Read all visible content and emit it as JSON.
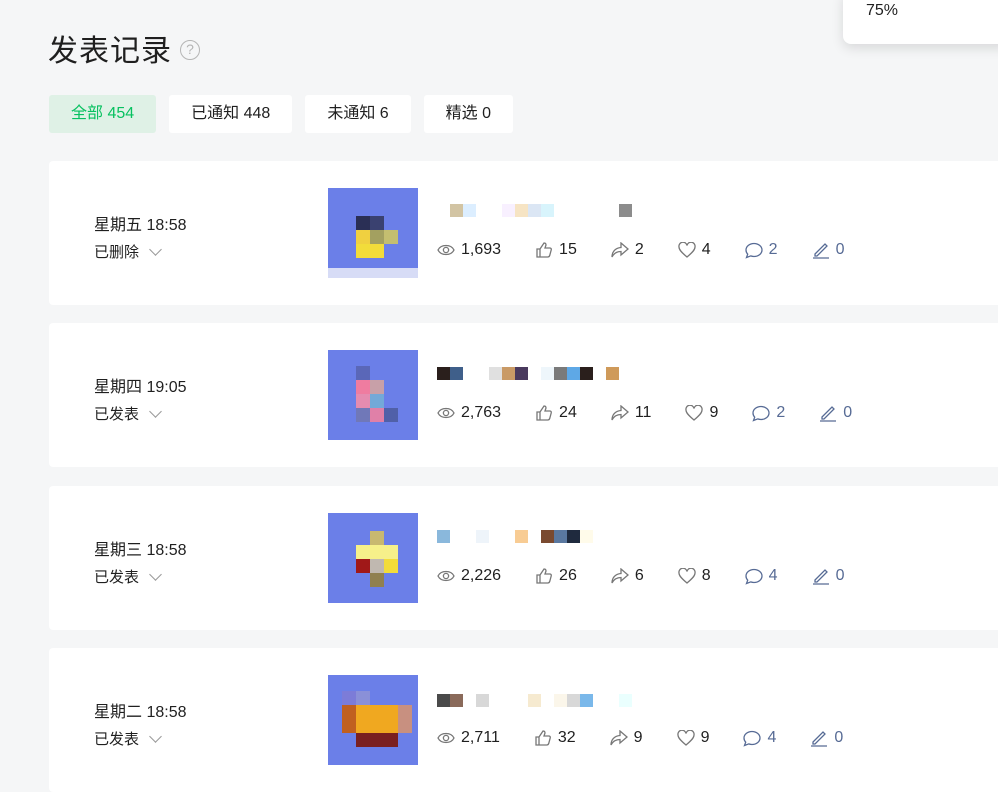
{
  "page": {
    "title": "发表记录",
    "help_icon": "question-circle-icon"
  },
  "popup": {
    "zoom": "75%"
  },
  "tabs": [
    {
      "label": "全部 454",
      "active": true
    },
    {
      "label": "已通知 448",
      "active": false
    },
    {
      "label": "未通知 6",
      "active": false
    },
    {
      "label": "精选 0",
      "active": false
    }
  ],
  "posts": [
    {
      "date": "星期五 18:58",
      "status": "已删除",
      "stats": {
        "views": "1,693",
        "likes": "15",
        "shares": "2",
        "favorites": "4",
        "comments": "2",
        "notes": "0"
      }
    },
    {
      "date": "星期四 19:05",
      "status": "已发表",
      "stats": {
        "views": "2,763",
        "likes": "24",
        "shares": "11",
        "favorites": "9",
        "comments": "2",
        "notes": "0"
      }
    },
    {
      "date": "星期三 18:58",
      "status": "已发表",
      "stats": {
        "views": "2,226",
        "likes": "26",
        "shares": "6",
        "favorites": "8",
        "comments": "4",
        "notes": "0"
      }
    },
    {
      "date": "星期二 18:58",
      "status": "已发表",
      "stats": {
        "views": "2,711",
        "likes": "32",
        "shares": "9",
        "favorites": "9",
        "comments": "4",
        "notes": "0"
      }
    }
  ],
  "colors": {
    "accent": "#07c160",
    "tab_active_bg": "#dff1e6",
    "link": "#576b95",
    "thumb_bg": "#6b7fe8"
  }
}
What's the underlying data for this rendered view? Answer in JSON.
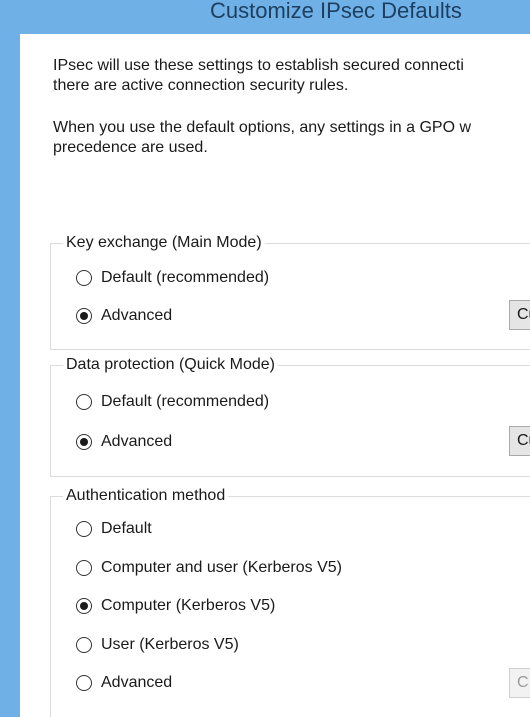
{
  "dialog": {
    "title": "Customize IPsec Defaults",
    "intro_line1": "IPsec will use these settings to establish secured connecti",
    "intro_line2": "there are active connection security rules.",
    "default_note_line1": "When you use the default options, any settings in a GPO w",
    "default_note_line2": "precedence are used."
  },
  "key_exchange": {
    "legend": "Key exchange (Main Mode)",
    "options": [
      {
        "label": "Default (recommended)",
        "checked": false
      },
      {
        "label": "Advanced",
        "checked": true
      }
    ],
    "customize_button": "Cu"
  },
  "data_protection": {
    "legend": "Data protection (Quick Mode)",
    "options": [
      {
        "label": "Default (recommended)",
        "checked": false
      },
      {
        "label": "Advanced",
        "checked": true
      }
    ],
    "customize_button": "Cu"
  },
  "authentication": {
    "legend": "Authentication method",
    "options": [
      {
        "label": "Default",
        "checked": false
      },
      {
        "label": "Computer and user (Kerberos V5)",
        "checked": false
      },
      {
        "label": "Computer (Kerberos V5)",
        "checked": true
      },
      {
        "label": "User (Kerberos V5)",
        "checked": false
      },
      {
        "label": "Advanced",
        "checked": false
      }
    ],
    "customize_button": "C",
    "customize_button_enabled": false
  },
  "colors": {
    "title_bar": "#6fb1e6",
    "title_text": "#1e3f60",
    "group_border": "#dcdcdc",
    "button_face": "#e5e5e5"
  }
}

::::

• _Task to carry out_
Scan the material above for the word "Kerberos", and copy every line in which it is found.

• _Result_
        "label": "Computer and user (Kerberos V5)",
        "label": "Computer (Kerberos V5)",
        "label": "User (Kerberos V5)",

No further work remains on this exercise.